Does your home have cold or hot spots? If so, your HVAC system is in need of “air balancing”.
The good news is that air balancing is something you can do yourself if you follow these tips.
1. Close or Open Your Register
Simple yet effective. You have the ability to move the damper blade. It will restrict airflow in the room. But, don’t completely close the vents, it could cause other issues to your HVAC system.
During warm weather temperatures, open registers on your upper floor and partially close registers on the first floor and/or your basement. During cold temperatures, reverse the process.
Sierra Air Conditioning put together a handy guide to get your system properly balanced for each season. Try this process first:
Step 1: Set your thermostat to 76-78 degrees. (ideal range to start testing)
Step 2: Leave the temperature alone for at least 24 hours.
Step 3: In areas that are too cool, adjust the vents to allow for less airflow.
Step 4: Adjust in small increments to feel what works for your comfort.
Step 5: Re-check your adjustments (24 hours later) to feel if you reached the desired temperature.
Step 6: Continue until you reach your ideal temperature.
2. Try a 2 Degree Offset
If you’re in a two-story home and have two thermostats, set the temperatures to have a 2 degree offset.
Here’s what I mean…
Set the thermostat at a 2 degree difference for the floors. For example, upstairs could be set at 74 degrees and downstairs at 72. This will help with uneven temperatures.
3. Check Filters for Cleanliness
There are numerous reasons to keep your filters clean…
- Improves your air quality – cleaning the debris that builds up on your filters will aid with the flow of air.
- Increases the efficiency of your furnace – reduced airflow through your heating and cooling system can cause your heat exchange to overheat and shut off too quickly. Keep the filter clean and it will aid in the efficiency of your furnace.
- Extend the life of your HVAC system – would you believe the most common reason an HVAC breaks down is due to a dirty filter? A dirty filter makes your system work harder causing it to overheat.
- Help keep energy costs down – Heating your home uses more energy and costs more money than any other system in your home — typically making up about 42% of your utility bill. If your filter is not clogged your system will run more efficiently. This alone will help keep your energy costs down. When you regularly change your filter, you can save from 5 to 15% on your bills.
4. Install Window Coverings to Prevent Heat
Your windows will impact the comfort level in each room. Windows without drapes, blinds, shades, etc. can heat up a room faster before a thermostat has the time to turn on and add relief.
Window coverings can make a difference in the overall appeal and comfort level.
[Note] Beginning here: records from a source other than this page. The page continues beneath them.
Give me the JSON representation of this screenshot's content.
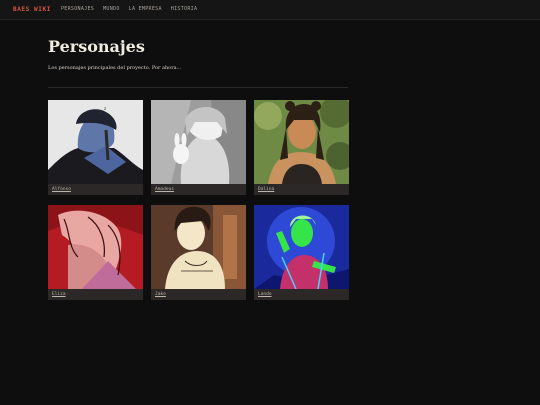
{
  "header": {
    "brand": "BAES WIKI",
    "nav": [
      "PERSONAJES",
      "MUNDO",
      "LA EMPRESA",
      "HISTORIA"
    ]
  },
  "page": {
    "title": "Personajes",
    "subtitle": "Los personajes principales del proyecto. Por ahora..."
  },
  "characters": [
    {
      "name": "Alfonso"
    },
    {
      "name": "Amadeus"
    },
    {
      "name": "Dalina"
    },
    {
      "name": "Eliza"
    },
    {
      "name": "Jake"
    },
    {
      "name": "Lando"
    }
  ],
  "colors": {
    "background": "#0f0e0e",
    "brand": "#d8553f",
    "card": "#2b2827"
  }
}
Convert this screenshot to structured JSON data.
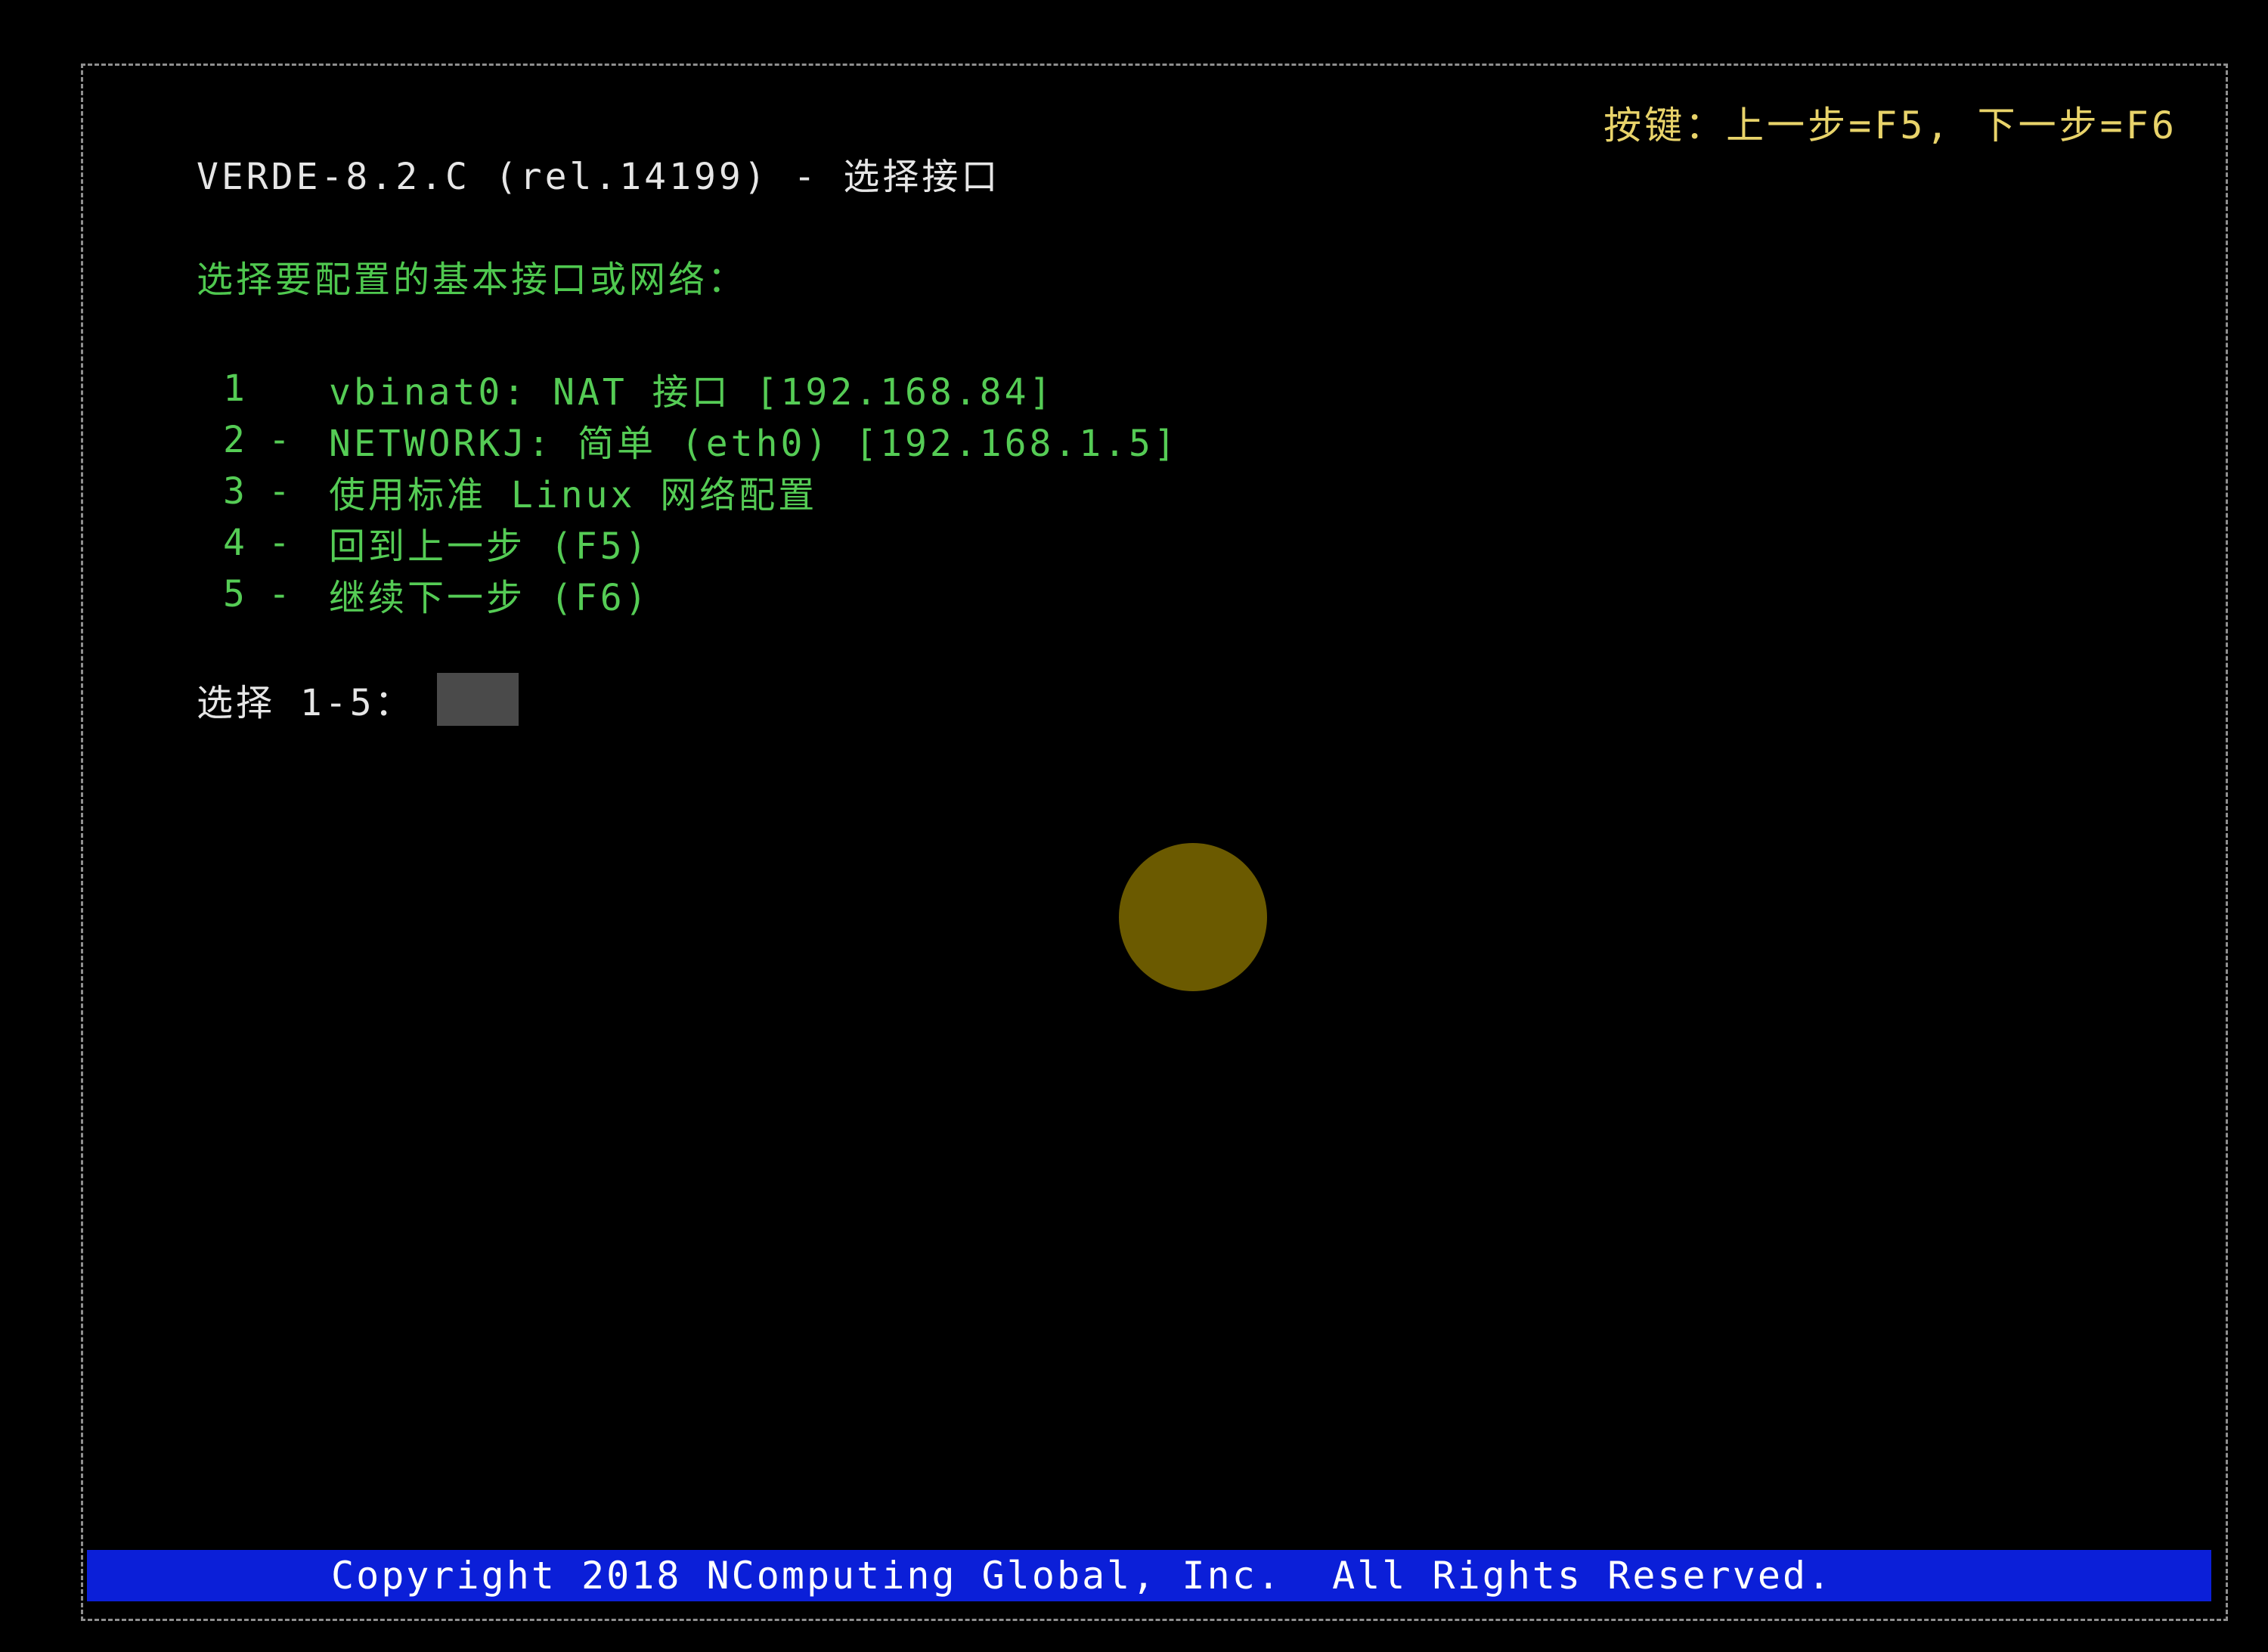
{
  "window": {
    "title": "VERDE-8.2.C (rel.14199) - 选择接口",
    "keys_hint": "按键：上一步=F5, 下一步=F6"
  },
  "prompt": "选择要配置的基本接口或网络：",
  "menu": {
    "items": [
      {
        "num": "1",
        "sep": "",
        "label": "vbinat0: NAT 接口 [192.168.84]"
      },
      {
        "num": "2",
        "sep": "-",
        "label": "NETWORKJ: 简单 (eth0) [192.168.1.5]"
      },
      {
        "num": "3",
        "sep": "-",
        "label": "使用标准 Linux 网络配置"
      },
      {
        "num": "4",
        "sep": "-",
        "label": "回到上一步 (F5)"
      },
      {
        "num": "5",
        "sep": "-",
        "label": "继续下一步 (F6)"
      }
    ]
  },
  "select": {
    "label": "选择 1-5：",
    "value": ""
  },
  "status_bar": {
    "text": "Copyright 2018 NComputing Global, Inc.  All Rights Reserved."
  },
  "colors": {
    "background": "#000000",
    "title_text": "#e6e6e6",
    "prompt_text": "#4fc84f",
    "menu_text": "#55cc55",
    "keys_hint_text": "#e8d36a",
    "status_bar_bg": "#0b1fd8",
    "status_bar_text": "#ffffff",
    "input_bg": "#4a4a4a",
    "cursor_dot": "#6b5a00"
  }
}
They also can help improve energy efficiency. In cooling seasons, about 76% of the sunlight that falls on standard double-pane windows enters to become heat.
5. Avoid Placing Electronic Equipment Near Thermostat
Electronic equipment creates a lot of heat and can really affect your comfort. Nowadays with the addition of large-screen TVs and computers, the distribution of heat in the room can change and may require adjustments to your vents.
This is typically noticed if you have a room air conditioner. The thermostat can pick up heat from appliances which can also cause your A/C to operate longer.
6. Check for Drafts
You want to make sure your windows and doors are sealed properly as these often cause cold spots in your home.
7. Adjust Ceiling Fans
Changing the directional settings of a fan can have a profound effect on air circulation. Your ceiling fans should go counterclockwise during warming months to create cool downward airflow. However, it should go at a low speed in a clockwise motion during the cooler months so it can help evenly distribute warm air.
8. Prevent Airflow Restrictions
Do not cover registers with furniture or items that will restrict airflow. When you block a vent with furniture your system has to work harder. Vents are there to supply free flow of air.
Here’s a quick fix from Integrity Air:
“Your vents need 18 inches of space. Rearrange your furniture and hem your curtains so you can provide them with the airflow they need. If you have no other choice, get a magnetic air deflector so that the air blows away from the nearby furniture.”
Deflectors can redirect the airflow keeping the intended air circulation.
9. Place Thermostat Fan Setting to “ON”
Your fan setting can have an impact on your indoor air quality and comfort level. Most systems have two fan settings: On and Auto.
By utilizing the “ON” setting, the fan will blow continuously which will filter and always be replacing your indoor air. This, in turn, will keep the air steady. In using the auto position, your air can become more stagnant.
Both come with pros and cons. When flipping to the On setting, you may see an increase in your utility bill.
Contact Air Care Heating & Air Conditioning
To learn more about air balancing or the other services we can offer you contact us today by clicking here.